Balance is the third B I ask them to invite along. I ask students to get settled much like a dog or cat centers before they settle in. I ask them to rock back and forth, side to side to find their true center. I ask them to find a position that feels natural, sweet but at the same time strong and stable. This is the balance of sukha (sweet) and sthirra (steadiness) Pantanjali speaks of in Sutra 2.46. It’s a tendency to default to one side of balance, sukha or sthirra, front or back body, right to left and so on. As we look at our tendencies and balance them, we find our center.
The Fourth B represents the bandhas, a topic that deserves much more attention than I can give now. I have many metaphors for introducing them which could be a topic for another post. For now, I’ll just say, I explain how they provide internal support as they help direct prana.
Finally, but most important, is the fifth B, the Face of Bliss. I take this to mean we try to maintain a sense of bliss throughout the practice. Whether we’re in simple seated or “advanced” balances, we maintain a blissful face, a sense of equanimity. Think of the look of peace on the families of the slain worshippers or the peaceful person on the boat. I tell my students, if you cannot maintain the blissful face, you are no longer doing yoga; return to the place where you feel bliss again.
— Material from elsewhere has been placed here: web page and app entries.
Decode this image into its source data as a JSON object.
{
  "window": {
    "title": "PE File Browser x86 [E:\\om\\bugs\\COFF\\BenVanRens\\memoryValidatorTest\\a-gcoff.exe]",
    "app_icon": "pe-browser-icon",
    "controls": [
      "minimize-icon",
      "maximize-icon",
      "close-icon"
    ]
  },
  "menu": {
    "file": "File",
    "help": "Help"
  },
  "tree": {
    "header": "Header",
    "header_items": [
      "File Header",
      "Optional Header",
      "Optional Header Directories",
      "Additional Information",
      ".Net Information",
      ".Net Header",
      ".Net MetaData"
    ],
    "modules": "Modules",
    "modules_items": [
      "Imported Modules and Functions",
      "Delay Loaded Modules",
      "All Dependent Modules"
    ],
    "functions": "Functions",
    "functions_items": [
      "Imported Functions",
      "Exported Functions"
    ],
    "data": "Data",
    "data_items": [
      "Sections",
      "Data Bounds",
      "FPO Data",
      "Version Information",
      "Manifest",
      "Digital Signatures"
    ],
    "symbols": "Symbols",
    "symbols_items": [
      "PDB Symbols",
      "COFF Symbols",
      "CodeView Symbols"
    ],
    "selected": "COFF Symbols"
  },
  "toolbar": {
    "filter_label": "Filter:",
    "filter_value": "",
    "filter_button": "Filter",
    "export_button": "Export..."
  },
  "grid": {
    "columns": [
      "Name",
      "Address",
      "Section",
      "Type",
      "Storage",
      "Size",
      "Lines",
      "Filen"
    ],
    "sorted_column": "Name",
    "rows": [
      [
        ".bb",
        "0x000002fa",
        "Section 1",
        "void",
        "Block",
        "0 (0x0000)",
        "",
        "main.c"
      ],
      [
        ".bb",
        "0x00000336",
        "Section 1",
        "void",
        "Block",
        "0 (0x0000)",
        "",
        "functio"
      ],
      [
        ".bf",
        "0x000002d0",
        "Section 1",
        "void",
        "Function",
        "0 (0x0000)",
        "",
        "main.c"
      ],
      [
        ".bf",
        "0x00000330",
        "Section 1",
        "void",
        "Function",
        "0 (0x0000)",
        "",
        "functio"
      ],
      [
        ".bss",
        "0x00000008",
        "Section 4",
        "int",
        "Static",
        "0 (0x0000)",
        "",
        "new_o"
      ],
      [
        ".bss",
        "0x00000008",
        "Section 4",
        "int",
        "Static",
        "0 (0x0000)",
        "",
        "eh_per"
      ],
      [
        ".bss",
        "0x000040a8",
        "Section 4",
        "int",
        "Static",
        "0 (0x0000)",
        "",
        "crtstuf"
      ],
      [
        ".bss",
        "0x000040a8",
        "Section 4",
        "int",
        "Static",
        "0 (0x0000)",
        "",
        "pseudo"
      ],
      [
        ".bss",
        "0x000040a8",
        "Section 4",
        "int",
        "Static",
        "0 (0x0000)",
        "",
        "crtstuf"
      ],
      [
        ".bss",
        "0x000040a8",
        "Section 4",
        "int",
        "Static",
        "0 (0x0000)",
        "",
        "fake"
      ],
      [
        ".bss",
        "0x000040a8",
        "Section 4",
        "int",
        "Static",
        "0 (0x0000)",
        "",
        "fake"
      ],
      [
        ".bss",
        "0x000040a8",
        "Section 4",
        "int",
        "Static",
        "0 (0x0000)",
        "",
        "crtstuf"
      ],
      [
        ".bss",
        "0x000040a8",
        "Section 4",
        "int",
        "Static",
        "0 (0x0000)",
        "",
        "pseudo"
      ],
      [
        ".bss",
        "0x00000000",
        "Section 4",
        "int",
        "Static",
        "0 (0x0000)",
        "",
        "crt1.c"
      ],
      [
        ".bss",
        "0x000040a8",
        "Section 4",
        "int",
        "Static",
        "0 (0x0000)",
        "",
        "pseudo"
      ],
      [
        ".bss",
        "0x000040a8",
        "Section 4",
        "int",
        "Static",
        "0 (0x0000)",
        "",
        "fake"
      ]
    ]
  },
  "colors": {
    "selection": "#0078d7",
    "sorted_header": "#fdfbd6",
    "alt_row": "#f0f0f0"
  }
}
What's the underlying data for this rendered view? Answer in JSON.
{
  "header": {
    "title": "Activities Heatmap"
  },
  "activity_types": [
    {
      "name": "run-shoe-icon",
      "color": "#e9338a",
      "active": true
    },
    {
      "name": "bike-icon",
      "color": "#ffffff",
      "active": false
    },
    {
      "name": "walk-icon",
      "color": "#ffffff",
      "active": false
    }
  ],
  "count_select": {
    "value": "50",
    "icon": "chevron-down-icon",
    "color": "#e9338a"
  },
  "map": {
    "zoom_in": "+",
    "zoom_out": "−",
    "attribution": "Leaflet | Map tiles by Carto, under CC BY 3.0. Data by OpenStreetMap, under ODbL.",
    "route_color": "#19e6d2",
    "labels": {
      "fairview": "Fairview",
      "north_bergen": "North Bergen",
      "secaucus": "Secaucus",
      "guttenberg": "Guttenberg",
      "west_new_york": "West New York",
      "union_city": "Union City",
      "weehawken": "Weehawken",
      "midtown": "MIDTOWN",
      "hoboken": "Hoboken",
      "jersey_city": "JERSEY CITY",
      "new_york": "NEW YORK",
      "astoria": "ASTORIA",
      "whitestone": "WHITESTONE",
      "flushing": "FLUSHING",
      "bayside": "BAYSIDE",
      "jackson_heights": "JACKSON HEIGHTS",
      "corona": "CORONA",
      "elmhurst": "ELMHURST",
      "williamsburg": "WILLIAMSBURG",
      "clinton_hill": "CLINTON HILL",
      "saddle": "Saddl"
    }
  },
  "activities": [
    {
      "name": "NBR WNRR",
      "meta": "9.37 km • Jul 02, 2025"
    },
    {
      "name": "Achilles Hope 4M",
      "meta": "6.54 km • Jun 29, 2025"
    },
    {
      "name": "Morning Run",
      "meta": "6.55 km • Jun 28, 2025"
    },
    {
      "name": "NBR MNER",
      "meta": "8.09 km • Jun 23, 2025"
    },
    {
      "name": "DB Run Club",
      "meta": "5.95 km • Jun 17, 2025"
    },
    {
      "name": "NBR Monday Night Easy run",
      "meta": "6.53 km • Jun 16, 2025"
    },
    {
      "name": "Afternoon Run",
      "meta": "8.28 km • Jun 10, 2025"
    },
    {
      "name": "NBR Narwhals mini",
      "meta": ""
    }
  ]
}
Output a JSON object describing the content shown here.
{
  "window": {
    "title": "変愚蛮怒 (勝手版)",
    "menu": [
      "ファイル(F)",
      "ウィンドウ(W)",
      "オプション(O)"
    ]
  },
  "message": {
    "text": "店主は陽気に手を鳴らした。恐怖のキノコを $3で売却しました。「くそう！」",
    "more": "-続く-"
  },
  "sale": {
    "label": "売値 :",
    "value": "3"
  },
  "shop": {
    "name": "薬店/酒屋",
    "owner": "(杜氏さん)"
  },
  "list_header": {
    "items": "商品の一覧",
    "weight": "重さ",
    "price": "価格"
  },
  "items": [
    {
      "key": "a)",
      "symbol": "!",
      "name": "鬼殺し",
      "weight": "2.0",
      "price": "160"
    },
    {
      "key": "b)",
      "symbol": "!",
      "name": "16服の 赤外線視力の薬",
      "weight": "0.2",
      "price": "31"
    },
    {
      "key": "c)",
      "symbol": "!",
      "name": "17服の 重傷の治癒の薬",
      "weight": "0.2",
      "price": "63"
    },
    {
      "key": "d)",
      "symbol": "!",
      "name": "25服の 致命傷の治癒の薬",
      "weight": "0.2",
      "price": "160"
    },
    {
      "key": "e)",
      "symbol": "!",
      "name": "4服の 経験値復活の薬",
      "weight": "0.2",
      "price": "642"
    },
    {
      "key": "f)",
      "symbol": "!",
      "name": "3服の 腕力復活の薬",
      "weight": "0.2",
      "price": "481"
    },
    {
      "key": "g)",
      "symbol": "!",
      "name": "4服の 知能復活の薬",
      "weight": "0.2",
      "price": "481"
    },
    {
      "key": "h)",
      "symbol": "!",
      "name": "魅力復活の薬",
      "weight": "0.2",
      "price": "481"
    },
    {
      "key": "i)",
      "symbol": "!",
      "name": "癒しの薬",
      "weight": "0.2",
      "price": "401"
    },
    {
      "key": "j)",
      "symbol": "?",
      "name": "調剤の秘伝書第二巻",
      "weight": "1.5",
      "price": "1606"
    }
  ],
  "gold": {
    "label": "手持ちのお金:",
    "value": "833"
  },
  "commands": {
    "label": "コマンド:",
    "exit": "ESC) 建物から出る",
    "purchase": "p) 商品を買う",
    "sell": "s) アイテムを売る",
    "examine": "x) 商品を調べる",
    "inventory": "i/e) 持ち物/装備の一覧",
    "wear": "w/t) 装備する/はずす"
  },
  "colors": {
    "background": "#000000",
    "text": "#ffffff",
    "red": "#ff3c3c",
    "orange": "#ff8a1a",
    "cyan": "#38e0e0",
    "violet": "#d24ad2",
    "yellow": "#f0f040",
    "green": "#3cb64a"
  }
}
So with the 5 B’s, we can practice grounded peace, Santosha on our mat. This practice can help us take it off the mat so we can live like the lotus, joyfully, unscathed by the muck of fear and ignorance. Practicing Santosha can help us root to rise throughout day. It can also give us the peaceful foundation to create change like the EAME nine and others who’ve helped end racism and hate. On our mat, when we practice Santosha, we are practicing not just for ourselves but for the betterment of all living beings.